Task: Copy the data exactly, line for line.

Information:
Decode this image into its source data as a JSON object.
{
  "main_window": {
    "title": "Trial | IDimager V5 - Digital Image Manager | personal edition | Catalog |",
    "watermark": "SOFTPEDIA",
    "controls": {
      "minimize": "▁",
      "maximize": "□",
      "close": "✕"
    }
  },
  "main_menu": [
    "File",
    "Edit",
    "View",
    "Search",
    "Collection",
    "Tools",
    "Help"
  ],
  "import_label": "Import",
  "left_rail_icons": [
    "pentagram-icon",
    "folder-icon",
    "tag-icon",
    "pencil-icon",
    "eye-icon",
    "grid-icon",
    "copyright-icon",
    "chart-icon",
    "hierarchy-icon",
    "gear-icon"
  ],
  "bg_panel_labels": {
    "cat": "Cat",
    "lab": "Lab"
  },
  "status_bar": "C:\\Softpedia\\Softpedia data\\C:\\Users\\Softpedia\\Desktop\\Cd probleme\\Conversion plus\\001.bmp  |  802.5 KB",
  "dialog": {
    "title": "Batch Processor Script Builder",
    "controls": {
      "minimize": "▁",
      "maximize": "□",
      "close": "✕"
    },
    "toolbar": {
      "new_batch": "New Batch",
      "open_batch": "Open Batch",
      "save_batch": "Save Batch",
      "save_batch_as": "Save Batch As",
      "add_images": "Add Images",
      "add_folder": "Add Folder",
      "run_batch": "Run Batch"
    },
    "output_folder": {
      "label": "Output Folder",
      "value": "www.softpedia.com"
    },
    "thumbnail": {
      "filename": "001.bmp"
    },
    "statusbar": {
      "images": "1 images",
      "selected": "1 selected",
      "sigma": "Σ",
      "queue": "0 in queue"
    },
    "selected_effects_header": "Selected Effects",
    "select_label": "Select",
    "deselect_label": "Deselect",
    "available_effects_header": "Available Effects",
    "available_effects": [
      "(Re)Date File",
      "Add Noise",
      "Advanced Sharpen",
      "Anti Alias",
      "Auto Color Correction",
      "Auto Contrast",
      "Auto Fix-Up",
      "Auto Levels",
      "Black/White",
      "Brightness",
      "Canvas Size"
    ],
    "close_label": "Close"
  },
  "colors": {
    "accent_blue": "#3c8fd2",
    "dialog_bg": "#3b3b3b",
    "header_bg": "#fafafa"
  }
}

Answer box:
Decode this image into its source data as a JSON object.
{
  "main_window": {
    "title": "Trial | IDimager V5 - Digital Image Manager | personal edition | Catalog |",
    "watermark": "SOFTPEDIA",
    "controls": {
      "minimize": "▁",
      "maximize": "□",
      "close": "✕"
    }
  },
  "main_menu": [
    "File",
    "Edit",
    "View",
    "Search",
    "Collection",
    "Tools",
    "Help"
  ],
  "import_label": "Import",
  "left_rail_icons": [
    "pentagram-icon",
    "folder-icon",
    "tag-icon",
    "pencil-icon",
    "eye-icon",
    "grid-icon",
    "copyright-icon",
    "chart-icon",
    "hierarchy-icon",
    "gear-icon"
  ],
  "bg_panel_labels": {
    "cat": "Cat",
    "lab": "Lab"
  },
  "status_bar": "C:\\Softpedia\\Softpedia data\\C:\\Users\\Softpedia\\Desktop\\Cd probleme\\Conversion plus\\001.bmp  |  802.5 KB",
  "dialog": {
    "title": "Batch Processor Script Builder",
    "controls": {
      "minimize": "▁",
      "maximize": "□",
      "close": "✕"
    },
    "toolbar": {
      "new_batch": "New Batch",
      "open_batch": "Open Batch",
      "save_batch": "Save Batch",
      "save_batch_as": "Save Batch As",
      "add_images": "Add Images",
      "add_folder": "Add Folder",
      "run_batch": "Run Batch"
    },
    "output_folder": {
      "label": "Output Folder",
      "value": "www.softpedia.com"
    },
    "thumbnail": {
      "filename": "001.bmp"
    },
    "statusbar": {
      "images": "1 images",
      "selected": "1 selected",
      "sigma": "Σ",
      "queue": "0 in queue"
    },
    "selected_effects_header": "Selected Effects",
    "select_label": "Select",
    "deselect_label": "Deselect",
    "available_effects_header": "Available Effects",
    "available_effects": [
      "(Re)Date File",
      "Add Noise",
      "Advanced Sharpen",
      "Anti Alias",
      "Auto Color Correction",
      "Auto Contrast",
      "Auto Fix-Up",
      "Auto Levels",
      "Black/White",
      "Brightness",
      "Canvas Size"
    ],
    "close_label": "Close"
  },
  "colors": {
    "accent_blue": "#3c8fd2",
    "dialog_bg": "#3b3b3b",
    "header_bg": "#fafafa"
  }
}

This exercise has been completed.